Theatre and live performances often enable suspension of disbelief via real-time special effects and situations (think DanCoyote Antonelli’s ZeroG SkyDancers, CARP's Metropolis, Gazira’s Hammering the Void, and Grace McDunnough’s Musimmersion, for example).
Not Possible in Real Life (NPIRL) CONTENT (architecture, art, landscaping) is a generous combination of the following:
* Surreal, fantastical
* Indulges our sense of make-believe (can do strange, wonderful and surprising things; makes us laugh)
* Can fundamentally affect our behavior, perception and even our self-perception
* Physically impossible in Real Life, or could only be created at enormous/unrealistic expense (defies the laws of gravity and physics in general)
* It almost goes without saying that NPIRL creations in virtual worlds are three-dimensional. While photography and other 2D images may portray NPIRL content, they are difficult to render in-world and for this reason, I enjoy them best on the web. I am an avid user of both Flickr and Koinup, where so many of you post images taken in virtual worlds. I wish more machinimators would join the Not Possible IRL YouTube group, though their group management tools there are very poor.
NPIRL FASHION is garment-based and not a biological part of the avatar. In addition to clothing the avatar, it might do strange and wonderful things, or make us do strange and wonderful things. It can defy the laws of physics or expose the avatar’s body to extreme heat or cold or exploding particles or sharp things. It might include elements (such as clouds, or sunshine, or snakes, for instance) that could never be used in Real Life.
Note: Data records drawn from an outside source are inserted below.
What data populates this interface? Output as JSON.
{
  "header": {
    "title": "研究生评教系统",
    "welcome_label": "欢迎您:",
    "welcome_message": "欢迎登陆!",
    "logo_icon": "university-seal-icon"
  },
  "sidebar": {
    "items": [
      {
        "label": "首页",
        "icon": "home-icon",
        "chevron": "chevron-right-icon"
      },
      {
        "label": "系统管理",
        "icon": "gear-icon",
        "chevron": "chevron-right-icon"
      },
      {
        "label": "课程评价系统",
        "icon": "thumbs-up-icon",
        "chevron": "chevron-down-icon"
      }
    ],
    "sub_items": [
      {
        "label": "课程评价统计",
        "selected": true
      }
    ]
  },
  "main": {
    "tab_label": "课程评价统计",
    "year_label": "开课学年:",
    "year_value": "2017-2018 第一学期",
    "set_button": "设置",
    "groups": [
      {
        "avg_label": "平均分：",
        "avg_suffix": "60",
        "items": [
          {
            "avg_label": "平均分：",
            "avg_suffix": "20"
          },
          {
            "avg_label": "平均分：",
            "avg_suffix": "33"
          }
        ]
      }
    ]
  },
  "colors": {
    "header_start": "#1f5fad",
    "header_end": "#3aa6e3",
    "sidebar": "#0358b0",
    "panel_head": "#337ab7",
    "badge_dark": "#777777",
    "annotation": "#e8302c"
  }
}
NPIRL AVATARS are fantastical, surreal, or funny, or surprising, but they all have one thing in common: They are definitely Not Possible in Real Life. They aren't human, or dogs, cats, horses, etc., unless they are exceptionally unusual (a unicorn, for example). While nekos, faeries and elves are NPIRL, their appendages must look integrated, credible and not like props.
I want to especially thank the members of my working group Not Possible IRL for their guidance and inspiration, and the extreme explorers and content creators of the vibrant Impossible IRL community who have sent in priceless tips and ideas. All this is possible because we've pooled our efforts and share an intense appreciation for the 3D platform. I adore you!
Wednesday, June 3, 2009
Posted by Bettina Tizzy